§ Your instructions:
Report back each line of the data that contains the word "avatar".
[Opening Records to use section]
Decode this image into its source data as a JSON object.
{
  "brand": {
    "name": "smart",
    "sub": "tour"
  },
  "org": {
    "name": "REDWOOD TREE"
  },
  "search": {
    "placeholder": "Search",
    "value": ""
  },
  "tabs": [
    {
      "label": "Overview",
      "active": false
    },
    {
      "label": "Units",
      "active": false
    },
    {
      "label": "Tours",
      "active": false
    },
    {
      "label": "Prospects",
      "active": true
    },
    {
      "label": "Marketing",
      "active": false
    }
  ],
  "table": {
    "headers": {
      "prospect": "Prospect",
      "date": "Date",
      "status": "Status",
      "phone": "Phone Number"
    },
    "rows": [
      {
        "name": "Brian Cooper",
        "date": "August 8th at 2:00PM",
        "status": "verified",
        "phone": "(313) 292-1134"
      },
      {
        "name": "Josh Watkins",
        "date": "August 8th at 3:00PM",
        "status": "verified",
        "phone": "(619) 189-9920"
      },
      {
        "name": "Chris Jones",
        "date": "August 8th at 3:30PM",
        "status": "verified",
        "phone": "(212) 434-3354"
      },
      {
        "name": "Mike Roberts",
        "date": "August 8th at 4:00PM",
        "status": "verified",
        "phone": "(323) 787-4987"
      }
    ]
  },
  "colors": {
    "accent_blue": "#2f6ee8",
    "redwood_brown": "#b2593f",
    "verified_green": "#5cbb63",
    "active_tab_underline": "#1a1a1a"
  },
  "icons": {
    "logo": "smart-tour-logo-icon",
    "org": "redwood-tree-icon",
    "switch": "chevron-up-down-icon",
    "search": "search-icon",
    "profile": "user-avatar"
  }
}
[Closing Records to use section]
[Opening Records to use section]
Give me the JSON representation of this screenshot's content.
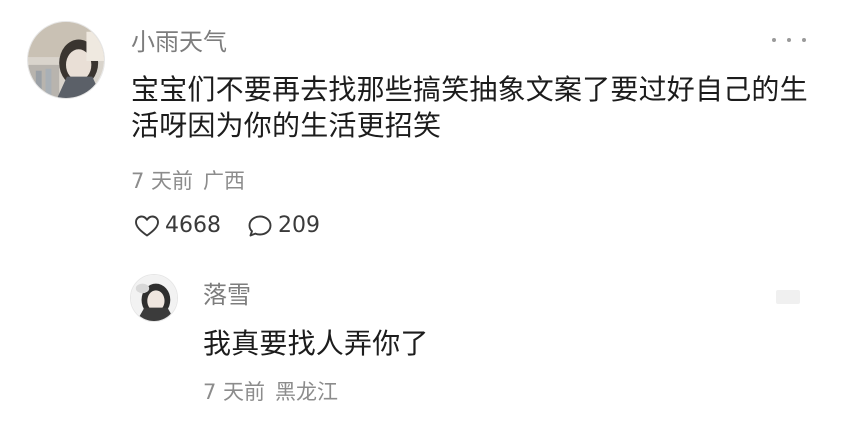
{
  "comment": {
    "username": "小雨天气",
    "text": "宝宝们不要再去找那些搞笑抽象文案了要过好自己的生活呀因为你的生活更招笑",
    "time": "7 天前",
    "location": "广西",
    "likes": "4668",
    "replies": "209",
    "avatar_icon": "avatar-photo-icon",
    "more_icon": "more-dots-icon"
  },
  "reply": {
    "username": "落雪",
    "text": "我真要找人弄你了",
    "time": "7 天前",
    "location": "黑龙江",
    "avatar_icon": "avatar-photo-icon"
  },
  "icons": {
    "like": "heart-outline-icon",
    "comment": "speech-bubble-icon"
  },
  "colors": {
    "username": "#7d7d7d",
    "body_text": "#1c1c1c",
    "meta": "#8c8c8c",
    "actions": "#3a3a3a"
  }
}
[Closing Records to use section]
§ Output of the exercise:
    "profile": "user-avatar"
    "avatar_icon": "avatar-photo-icon",
    "avatar_icon": "avatar-photo-icon"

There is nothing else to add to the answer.